::: Supplied material :::

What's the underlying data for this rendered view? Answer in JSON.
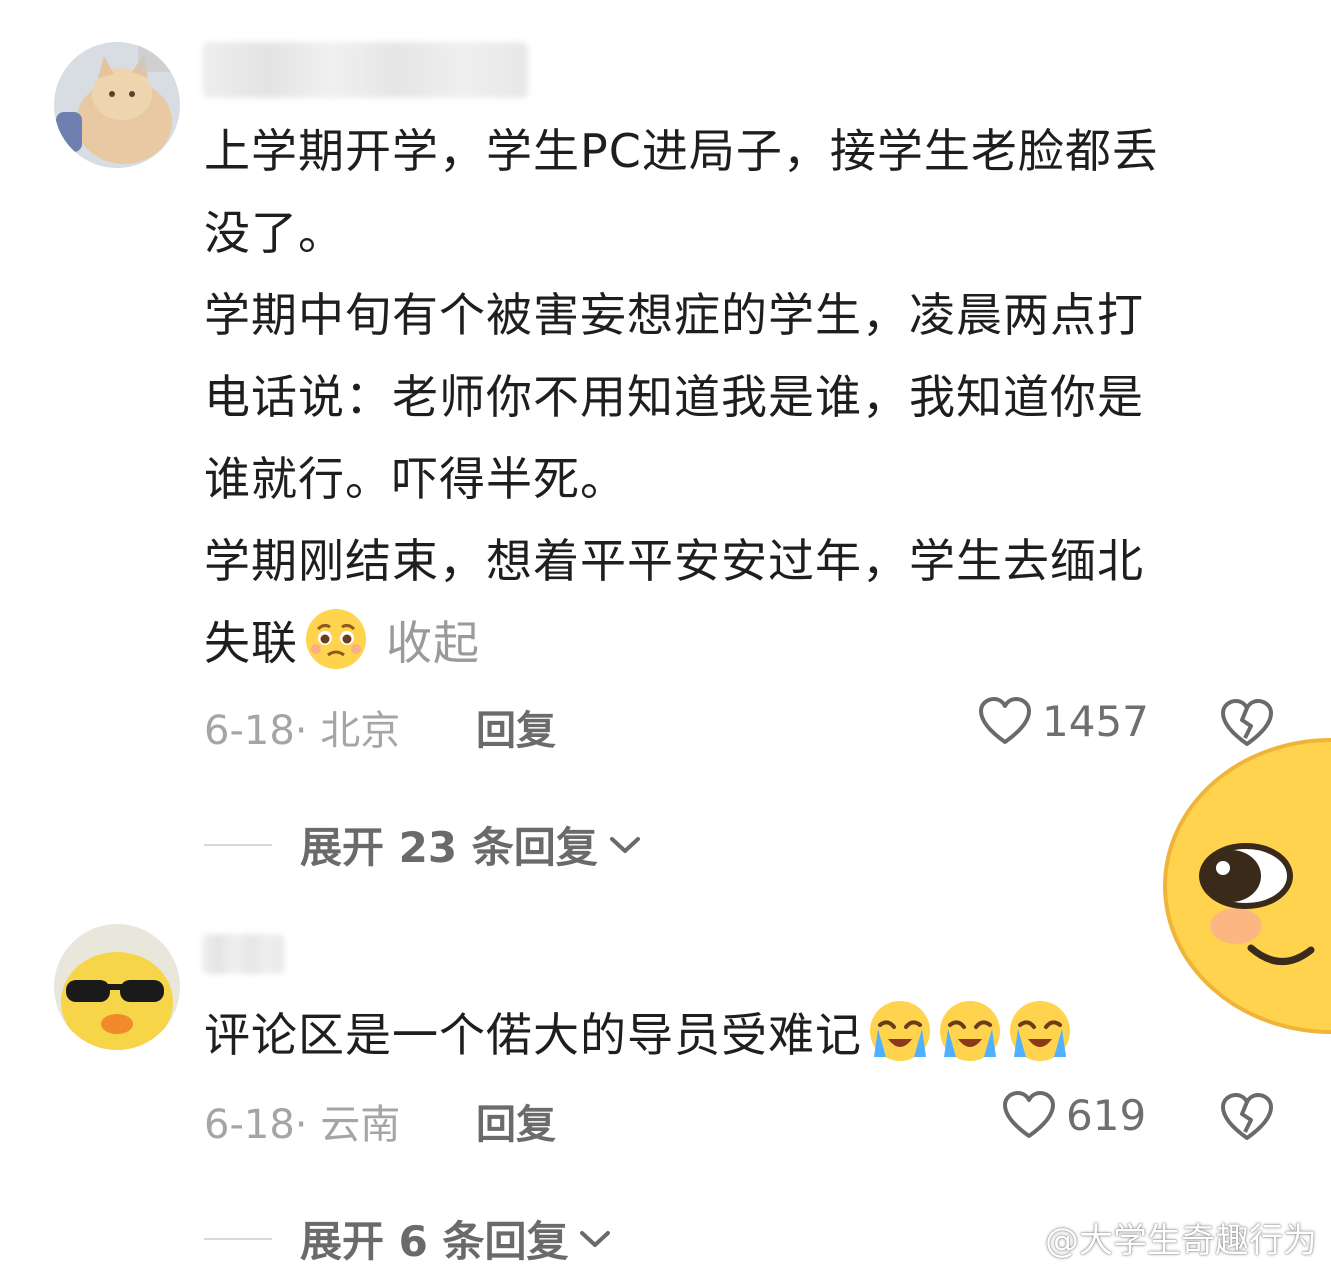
{
  "comments": [
    {
      "lines": [
        "上学期开学，学生PC进局子，接学生老脸都丢",
        "没了。",
        "学期中旬有个被害妄想症的学生，凌晨两点打",
        "电话说：老师你不用知道我是谁，我知道你是",
        "谁就行。吓得半死。",
        "学期刚结束，想着平平安安过年，学生去缅北"
      ],
      "last_line": "失联",
      "collapse": "收起",
      "meta": "6-18· 北京",
      "reply": "回复",
      "likes": "1457",
      "expand": "展开 23 条回复"
    },
    {
      "text": "评论区是一个偌大的导员受难记",
      "meta": "6-18· 云南",
      "reply": "回复",
      "likes": "619",
      "expand": "展开 6 条回复"
    }
  ],
  "watermark": "@大学生奇趣行为",
  "icons": {
    "like": "heart-outline-icon",
    "dislike": "broken-heart-icon",
    "expand": "chevron-down-icon",
    "watermark": "weibo-logo-icon"
  },
  "colors": {
    "text": "#1e1e1e",
    "meta": "#a5a5a5",
    "secondary": "#6b6b6b",
    "emoji_yellow": "#ffd34e"
  }
}
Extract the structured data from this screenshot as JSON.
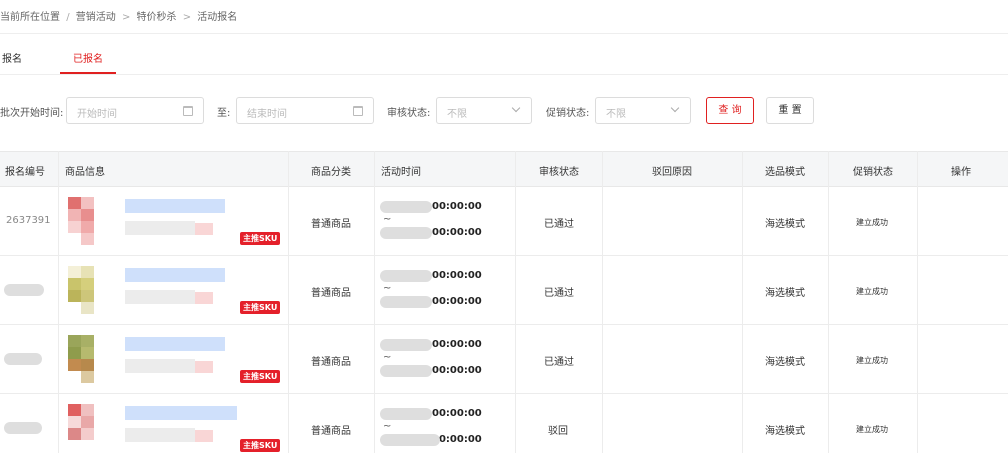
{
  "breadcrumb": {
    "prefix": "当前所在位置",
    "items": [
      "营销活动",
      "特价秒杀",
      "活动报名"
    ]
  },
  "tabs": [
    {
      "label": "报名",
      "active": false
    },
    {
      "label": "已报名",
      "active": true
    }
  ],
  "filters": {
    "start_label": "批次开始时间:",
    "start_placeholder": "开始时间",
    "to_label": "至:",
    "end_placeholder": "结束时间",
    "audit_label": "审核状态:",
    "audit_value": "不限",
    "promo_label": "促销状态:",
    "promo_value": "不限",
    "query_button": "查 询",
    "reset_button": "重 置"
  },
  "table": {
    "columns": [
      "报名编号",
      "商品信息",
      "商品分类",
      "活动时间",
      "审核状态",
      "驳回原因",
      "选品模式",
      "促销状态",
      "操作"
    ],
    "sku_tag": "主推SKU",
    "rows": [
      {
        "id": "2637391",
        "category": "普通商品",
        "time_start": "00:00:00",
        "time_sep": "~",
        "time_end": "00:00:00",
        "audit": "已通过",
        "reason": "",
        "mode": "海选模式",
        "promo": "建立成功"
      },
      {
        "id": "",
        "category": "普通商品",
        "time_start": "00:00:00",
        "time_sep": "~",
        "time_end": "00:00:00",
        "audit": "已通过",
        "reason": "",
        "mode": "海选模式",
        "promo": "建立成功"
      },
      {
        "id": "",
        "category": "普通商品",
        "time_start": "00:00:00",
        "time_sep": "~",
        "time_end": "00:00:00",
        "audit": "已通过",
        "reason": "",
        "mode": "海选模式",
        "promo": "建立成功"
      },
      {
        "id": "",
        "category": "普通商品",
        "time_start": "00:00:00",
        "time_sep": "~",
        "time_end": "00:00:00",
        "audit": "驳回",
        "reason": "",
        "mode": "海选模式",
        "promo": "建立成功"
      }
    ]
  },
  "colors": {
    "accent": "#e02020",
    "sku_tag": "#e4202a",
    "header_bg": "#f5f6f7"
  },
  "icons": [
    "calendar-icon",
    "chevron-down-icon"
  ]
}
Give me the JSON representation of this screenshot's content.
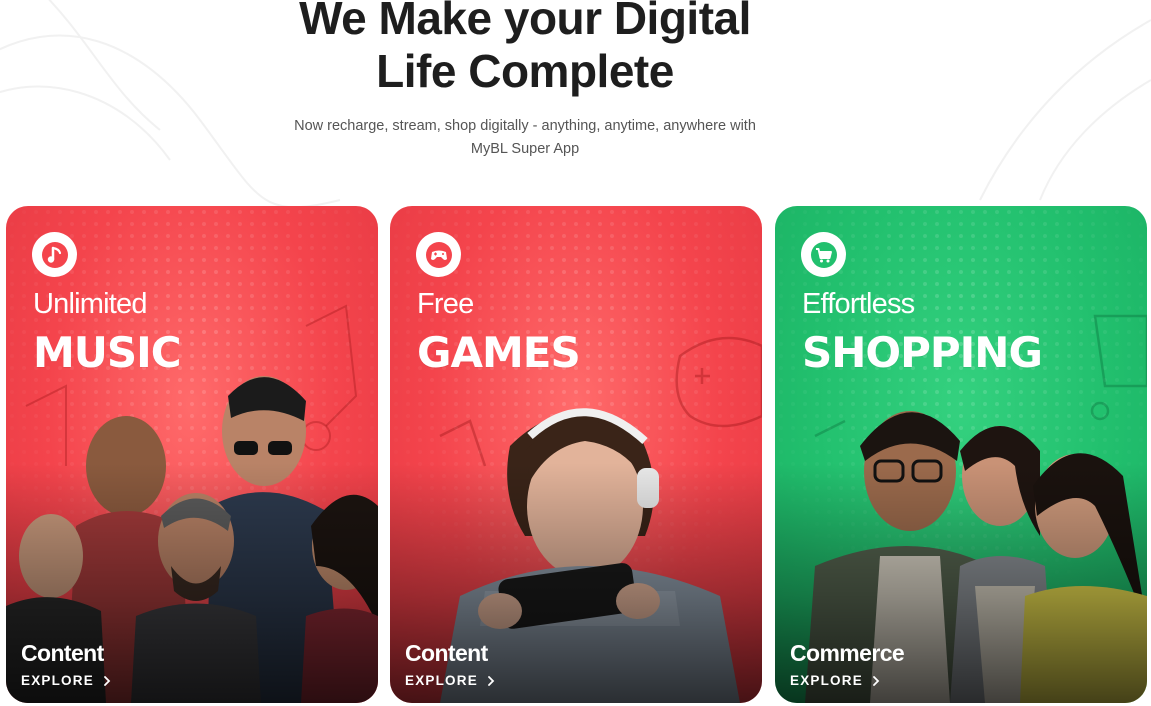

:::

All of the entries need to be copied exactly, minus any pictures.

Answer to this task »
What's the underlying data for this rendered view? Answer in JSON.
{
  "comments": [
    {
      "lines": [
        "上学期开学，学生PC进局子，接学生老脸都丢",
        "没了。",
        "学期中旬有个被害妄想症的学生，凌晨两点打",
        "电话说：老师你不用知道我是谁，我知道你是",
        "谁就行。吓得半死。",
        "学期刚结束，想着平平安安过年，学生去缅北"
      ],
      "last_line": "失联",
      "collapse": "收起",
      "meta": "6-18· 北京",
      "reply": "回复",
      "likes": "1457",
      "expand": "展开 23 条回复"
    },
    {
      "text": "评论区是一个偌大的导员受难记",
      "meta": "6-18· 云南",
      "reply": "回复",
      "likes": "619",
      "expand": "展开 6 条回复"
    }
  ],
  "watermark": "@大学生奇趣行为",
  "icons": {
    "like": "heart-outline-icon",
    "dislike": "broken-heart-icon",
    "expand": "chevron-down-icon",
    "watermark": "weibo-logo-icon"
  },
  "colors": {
    "text": "#1e1e1e",
    "meta": "#a5a5a5",
    "secondary": "#6b6b6b",
    "emoji_yellow": "#ffd34e"
  }
}
Extract the structured data from this screenshot as JSON.
{
  "breadcrumb": {
    "prefix": "当前所在位置",
    "items": [
      "营销活动",
      "特价秒杀",
      "活动报名"
    ]
  },
  "tabs": [
    {
      "label": "报名",
      "active": false
    },
    {
      "label": "已报名",
      "active": true
    }
  ],
  "filters": {
    "start_label": "批次开始时间:",
    "start_placeholder": "开始时间",
    "to_label": "至:",
    "end_placeholder": "结束时间",
    "audit_label": "审核状态:",
    "audit_value": "不限",
    "promo_label": "促销状态:",
    "promo_value": "不限",
    "query_button": "查 询",
    "reset_button": "重 置"
  },
  "table": {
    "columns": [
      "报名编号",
      "商品信息",
      "商品分类",
      "活动时间",
      "审核状态",
      "驳回原因",
      "选品模式",
      "促销状态",
      "操作"
    ],
    "sku_tag": "主推SKU",
    "rows": [
      {
        "id": "2637391",
        "category": "普通商品",
        "time_start": "00:00:00",
        "time_sep": "~",
        "time_end": "00:00:00",
        "audit": "已通过",
        "reason": "",
        "mode": "海选模式",
        "promo": "建立成功"
      },
      {
        "id": "",
        "category": "普通商品",
        "time_start": "00:00:00",
        "time_sep": "~",
        "time_end": "00:00:00",
        "audit": "已通过",
        "reason": "",
        "mode": "海选模式",
        "promo": "建立成功"
      },
      {
        "id": "",
        "category": "普通商品",
        "time_start": "00:00:00",
        "time_sep": "~",
        "time_end": "00:00:00",
        "audit": "已通过",
        "reason": "",
        "mode": "海选模式",
        "promo": "建立成功"
      },
      {
        "id": "",
        "category": "普通商品",
        "time_start": "00:00:00",
        "time_sep": "~",
        "time_end": "00:00:00",
        "audit": "驳回",
        "reason": "",
        "mode": "海选模式",
        "promo": "建立成功"
      }
    ]
  },
  "colors": {
    "accent": "#e02020",
    "sku_tag": "#e4202a",
    "header_bg": "#f5f6f7"
  },
  "icons": [
    "calendar-icon",
    "chevron-down-icon"
  ]
}
Give me the JSON representation of this screenshot's content.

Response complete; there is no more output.